Add an Route entry to the Custom Main Route Table

By adding a route entry (See image below) to the Main Route table (where private subnet is associated), it gives a way to connect to public subnet by targeting the NAT instance (Use as the Destination and use the NAT Instance as the Target).

That means, now this creates an indirect connection from private subnet instances to public subnet instances. Having connection to the public subnet means that you have Internet connectivity by default. So, NAT instance basically working as a dummy instance, which bridges the public and private instances in order to get connectivity to the Internet. However, the private subnet is not anyway exposed to the public by not connecting to the secondary Route Table.

Now if you SSH to the private instance and do a sudo yum update, you can see it working!.

Step 10: Create a NAT Gateway

Though we created a NAT instance on Step 09, it is kind of an old approach, due to many reasons.

  1. It is a bit of a long process
  2. It is not scalable
  3. There is no fail-over

To overcome this, AWS came up with the NAT Gateway solution. You just only have to set the Main Routing Table pointing to the NAT Gateway, just the way you followed on Step 09.

While creating the NAT Gateway, make sure you to do the following

  1. Select the public subnet
  2. An Elastic IP (If you do not have one, create one)
  3. Change the Main Route Table target to NAT Gateway, that you created. (The destination is same as

If all fine, you should be able to access Internet from the private instance again.

Step 11: Bastion Hosts

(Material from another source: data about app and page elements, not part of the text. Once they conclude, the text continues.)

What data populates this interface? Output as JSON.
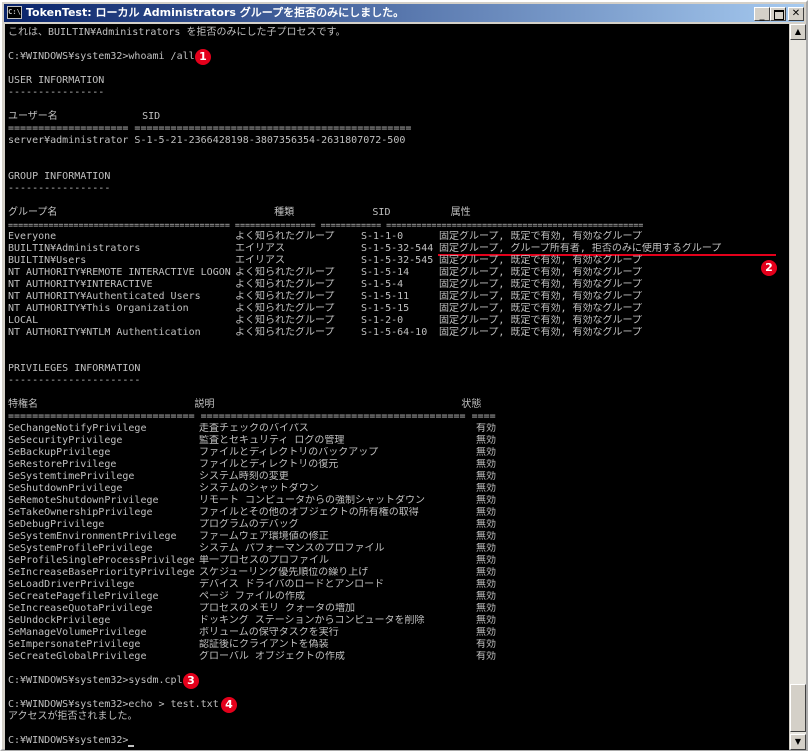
{
  "window": {
    "title": "TokenTest: ローカル Administrators グループを拒否のみにしました。"
  },
  "colors": {
    "titlebar_start": "#0a246a",
    "titlebar_end": "#a6caf0",
    "console_bg": "#000000",
    "console_text": "#c0c0c0",
    "annotation": "#e4001b"
  },
  "icons": [
    "console-app-icon",
    "minimize-icon",
    "maximize-icon",
    "close-icon",
    "scroll-up-icon",
    "scroll-down-icon"
  ],
  "console": {
    "intro": "これは、BUILTIN¥Administrators を拒否のみにした子プロセスです。",
    "cmd1": "C:¥WINDOWS¥system32>whoami /all",
    "user_info": {
      "title": "USER INFORMATION",
      "underline": "----------------",
      "header": "ユーザー名              SID",
      "separator": "==================== ==============================================",
      "row": "server¥administrator S-1-5-21-2366428198-3807356354-2631807072-500"
    },
    "group_info": {
      "title": "GROUP INFORMATION",
      "underline": "-----------------",
      "header": "グループ名                                    種類             SID          属性",
      "separator": "============================================ ================ ============ ===================================================",
      "rows": [
        {
          "name": "Everyone",
          "type": "よく知られたグループ",
          "sid": "S-1-1-0",
          "attr": "固定グループ, 既定で有効, 有効なグループ"
        },
        {
          "name": "BUILTIN¥Administrators",
          "type": "エイリアス",
          "sid": "S-1-5-32-544",
          "attr": "固定グループ, グループ所有者, 拒否のみに使用するグループ"
        },
        {
          "name": "BUILTIN¥Users",
          "type": "エイリアス",
          "sid": "S-1-5-32-545",
          "attr": "固定グループ, 既定で有効, 有効なグループ"
        },
        {
          "name": "NT AUTHORITY¥REMOTE INTERACTIVE LOGON",
          "type": "よく知られたグループ",
          "sid": "S-1-5-14",
          "attr": "固定グループ, 既定で有効, 有効なグループ"
        },
        {
          "name": "NT AUTHORITY¥INTERACTIVE",
          "type": "よく知られたグループ",
          "sid": "S-1-5-4",
          "attr": "固定グループ, 既定で有効, 有効なグループ"
        },
        {
          "name": "NT AUTHORITY¥Authenticated Users",
          "type": "よく知られたグループ",
          "sid": "S-1-5-11",
          "attr": "固定グループ, 既定で有効, 有効なグループ"
        },
        {
          "name": "NT AUTHORITY¥This Organization",
          "type": "よく知られたグループ",
          "sid": "S-1-5-15",
          "attr": "固定グループ, 既定で有効, 有効なグループ"
        },
        {
          "name": "LOCAL",
          "type": "よく知られたグループ",
          "sid": "S-1-2-0",
          "attr": "固定グループ, 既定で有効, 有効なグループ"
        },
        {
          "name": "NT AUTHORITY¥NTLM Authentication",
          "type": "よく知られたグループ",
          "sid": "S-1-5-64-10",
          "attr": "固定グループ, 既定で有効, 有効なグループ"
        }
      ]
    },
    "priv_info": {
      "title": "PRIVILEGES INFORMATION",
      "underline": "----------------------",
      "header": "特権名                          説明                                         状態",
      "separator": "=============================== ============================================ ====",
      "rows": [
        {
          "name": "SeChangeNotifyPrivilege",
          "desc": "走査チェックのバイパス",
          "state": "有効"
        },
        {
          "name": "SeSecurityPrivilege",
          "desc": "監査とセキュリティ ログの管理",
          "state": "無効"
        },
        {
          "name": "SeBackupPrivilege",
          "desc": "ファイルとディレクトリのバックアップ",
          "state": "無効"
        },
        {
          "name": "SeRestorePrivilege",
          "desc": "ファイルとディレクトリの復元",
          "state": "無効"
        },
        {
          "name": "SeSystemtimePrivilege",
          "desc": "システム時刻の変更",
          "state": "無効"
        },
        {
          "name": "SeShutdownPrivilege",
          "desc": "システムのシャットダウン",
          "state": "無効"
        },
        {
          "name": "SeRemoteShutdownPrivilege",
          "desc": "リモート コンピュータからの強制シャットダウン",
          "state": "無効"
        },
        {
          "name": "SeTakeOwnershipPrivilege",
          "desc": "ファイルとその他のオブジェクトの所有権の取得",
          "state": "無効"
        },
        {
          "name": "SeDebugPrivilege",
          "desc": "プログラムのデバッグ",
          "state": "無効"
        },
        {
          "name": "SeSystemEnvironmentPrivilege",
          "desc": "ファームウェア環境値の修正",
          "state": "無効"
        },
        {
          "name": "SeSystemProfilePrivilege",
          "desc": "システム パフォーマンスのプロファイル",
          "state": "無効"
        },
        {
          "name": "SeProfileSingleProcessPrivilege",
          "desc": "単一プロセスのプロファイル",
          "state": "無効"
        },
        {
          "name": "SeIncreaseBasePriorityPrivilege",
          "desc": "スケジューリング優先順位の繰り上げ",
          "state": "無効"
        },
        {
          "name": "SeLoadDriverPrivilege",
          "desc": "デバイス ドライバのロードとアンロード",
          "state": "無効"
        },
        {
          "name": "SeCreatePagefilePrivilege",
          "desc": "ページ ファイルの作成",
          "state": "無効"
        },
        {
          "name": "SeIncreaseQuotaPrivilege",
          "desc": "プロセスのメモリ クォータの増加",
          "state": "無効"
        },
        {
          "name": "SeUndockPrivilege",
          "desc": "ドッキング ステーションからコンピュータを削除",
          "state": "無効"
        },
        {
          "name": "SeManageVolumePrivilege",
          "desc": "ボリュームの保守タスクを実行",
          "state": "無効"
        },
        {
          "name": "SeImpersonatePrivilege",
          "desc": "認証後にクライアントを偽装",
          "state": "有効"
        },
        {
          "name": "SeCreateGlobalPrivilege",
          "desc": "グローバル オブジェクトの作成",
          "state": "有効"
        }
      ]
    },
    "cmd2": "C:¥WINDOWS¥system32>sysdm.cpl",
    "cmd3": "C:¥WINDOWS¥system32>echo > test.txt",
    "error": "アクセスが拒否されました。",
    "prompt": "C:¥WINDOWS¥system32>"
  },
  "badges": [
    "1",
    "2",
    "3",
    "4"
  ]
}
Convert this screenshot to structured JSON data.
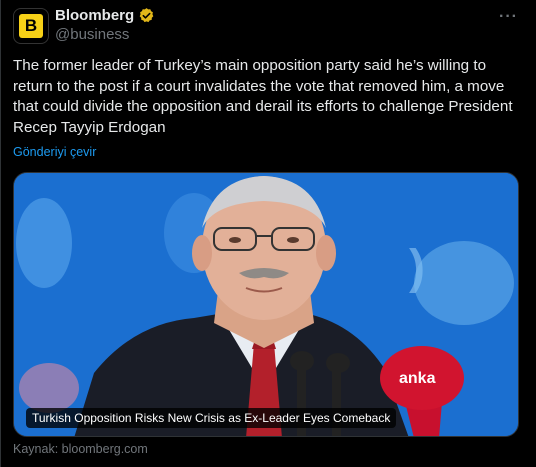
{
  "author": {
    "display_name": "Bloomberg",
    "handle": "@business",
    "avatar_letter": "B",
    "verified_color": "#e2b719"
  },
  "tweet": {
    "text": "The former leader of Turkey’s main opposition party said he’s willing to return to the post if a court invalidates the vote that removed him, a move that could divide the opposition and derail its efforts to challenge President Recep Tayyip Erdogan",
    "translate_label": "Gönderiyi çevir",
    "more_icon": "more-horizontal-icon"
  },
  "card": {
    "caption": "Turkish Opposition Risks New Crisis as Ex-Leader Eyes Comeback",
    "source_label": "Kaynak: bloomberg.com"
  },
  "colors": {
    "background": "#000000",
    "text": "#e7e9ea",
    "muted": "#71767b",
    "link": "#1d9bf0",
    "brand": "#f7d117"
  }
}
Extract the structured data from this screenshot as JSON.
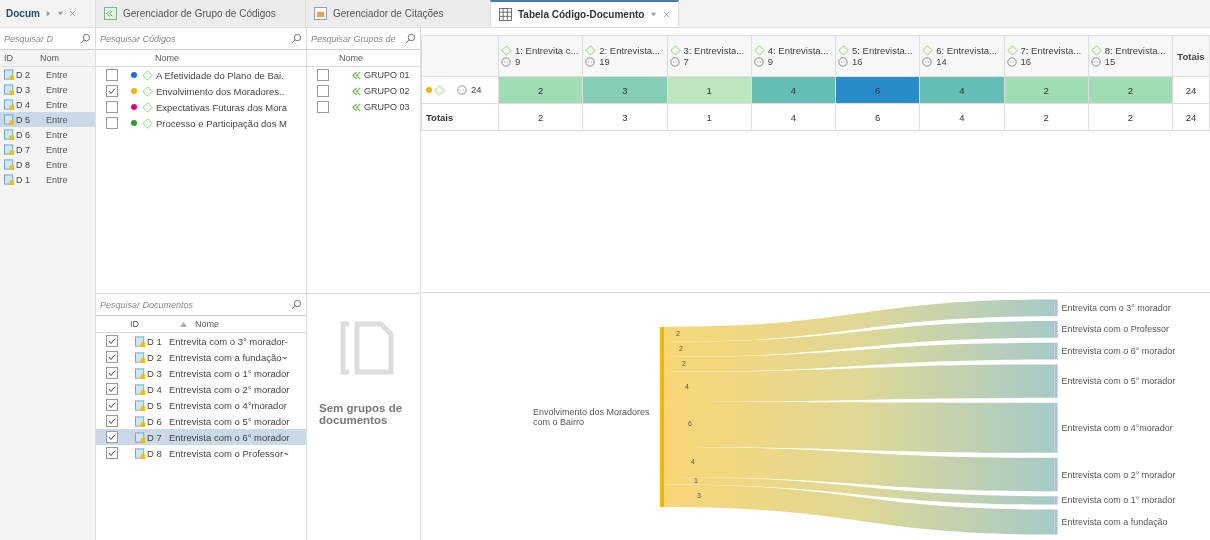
{
  "tabs": [
    {
      "label": "Docum",
      "kind": "panel"
    },
    {
      "label": "Gerenciador de Grupo de Códigos",
      "kind": "codegroups",
      "selected": false
    },
    {
      "label": "Gerenciador de Citações",
      "kind": "quotes",
      "selected": false
    },
    {
      "label": "Tabela Código-Documento",
      "kind": "table",
      "selected": true
    }
  ],
  "documents_panel": {
    "search": {
      "placeholder": "Pesquisar D"
    },
    "columns": [
      "ID",
      "Nom"
    ],
    "rows": [
      {
        "id": "D 2",
        "name": "Entre",
        "selected": false
      },
      {
        "id": "D 3",
        "name": "Entre",
        "selected": false
      },
      {
        "id": "D 4",
        "name": "Entre",
        "selected": false
      },
      {
        "id": "D 5",
        "name": "Entre",
        "selected": true
      },
      {
        "id": "D 6",
        "name": "Entre",
        "selected": false
      },
      {
        "id": "D 7",
        "name": "Entre",
        "selected": false
      },
      {
        "id": "D 8",
        "name": "Entre",
        "selected": false
      },
      {
        "id": "D 1",
        "name": "Entre",
        "selected": false
      }
    ]
  },
  "codes": {
    "search": {
      "placeholder": "Pesquisar Códigos"
    },
    "column": "Nome",
    "rows": [
      {
        "name": "A Efetividade do Plano de Bai.",
        "color": "#1a6fe0",
        "checked": false
      },
      {
        "name": "Envolvimento dos Moradores..",
        "color": "#f5b400",
        "checked": true
      },
      {
        "name": "Expectativas Futuras dos Mora",
        "color": "#e5007a",
        "checked": false
      },
      {
        "name": "Processo e Participação dos M",
        "color": "#2e9a2e",
        "checked": false
      }
    ]
  },
  "code_groups": {
    "search": {
      "placeholder": "Pesquisar Grupos de"
    },
    "column": "Nome",
    "rows": [
      {
        "name": "GRUPO 01",
        "checked": false
      },
      {
        "name": "GRUPO 02",
        "checked": false
      },
      {
        "name": "GRUPO 03",
        "checked": false
      }
    ]
  },
  "document_filter": {
    "search": {
      "placeholder": "Pesquisar Documentos"
    },
    "columns": [
      "ID",
      "Nome"
    ],
    "rows": [
      {
        "id": "D 1",
        "name": "Entrevita com o 3° morador-",
        "checked": true,
        "selected": false
      },
      {
        "id": "D 2",
        "name": "Entrevista com a fundação~",
        "checked": true,
        "selected": false
      },
      {
        "id": "D 3",
        "name": "Entrevista com o 1° morador",
        "checked": true,
        "selected": false
      },
      {
        "id": "D 4",
        "name": "Entrevista com o 2° morador",
        "checked": true,
        "selected": false
      },
      {
        "id": "D 5",
        "name": "Entrevista com o 4°morador",
        "checked": true,
        "selected": false
      },
      {
        "id": "D 6",
        "name": "Entrevista com o 5° morador",
        "checked": true,
        "selected": false
      },
      {
        "id": "D 7",
        "name": "Entrevista com o 6° morador",
        "checked": true,
        "selected": true
      },
      {
        "id": "D 8",
        "name": "Entrevista com o Professor~",
        "checked": true,
        "selected": false
      }
    ]
  },
  "document_groups": {
    "empty_message": "Sem grupos de documentos"
  },
  "table": {
    "columns": [
      {
        "name": "1: Entrevita c...",
        "count": "9"
      },
      {
        "name": "2: Entrevista...",
        "count": "19"
      },
      {
        "name": "3: Entrevista...",
        "count": "7"
      },
      {
        "name": "4: Entrevista...",
        "count": "9"
      },
      {
        "name": "5: Entrevista...",
        "count": "16"
      },
      {
        "name": "6: Entrevista...",
        "count": "14"
      },
      {
        "name": "7: Entrevista...",
        "count": "16"
      },
      {
        "name": "8: Entrevista...",
        "count": "15"
      }
    ],
    "totals_header": "Totais",
    "rows": [
      {
        "color": "#f5b400",
        "count": "24",
        "values": [
          "2",
          "3",
          "1",
          "4",
          "6",
          "4",
          "2",
          "2"
        ],
        "total": "24"
      }
    ],
    "totals_row": {
      "label": "Totais",
      "values": [
        "2",
        "3",
        "1",
        "4",
        "6",
        "4",
        "2",
        "2"
      ],
      "total": "24"
    }
  },
  "sankey": {
    "source": "Envolvimento dos Moradores com o Bairro",
    "flows": [
      {
        "target": "Entrevita com o 3° morador",
        "value": "2"
      },
      {
        "target": "Entrevista com o Professor",
        "value": "2"
      },
      {
        "target": "Entrevista com o 6° morador",
        "value": "2"
      },
      {
        "target": "Entrevista com o 5° morador",
        "value": "4"
      },
      {
        "target": "Entrevista com o 4°morador",
        "value": "6"
      },
      {
        "target": "Entrevista com o 2° morador",
        "value": "4"
      },
      {
        "target": "Entrevista com o 1° morador",
        "value": "1"
      },
      {
        "target": "Entrevista com a fundação",
        "value": "3"
      }
    ]
  }
}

Bastion hosts are instances that sit within your public subnet and are typically accessed using SSH (for Linux) or RDP (for Windows).

This basically solves the problems of private key handling, which we faced in the previous steps while creating the custom VPCs to access private subnets from the public subnets.

Please do refer my blog post for more on this subject:

VP Technology @ One Billion Tech, Software Architect, AWS Certified, Azure Certified, RedHat Certified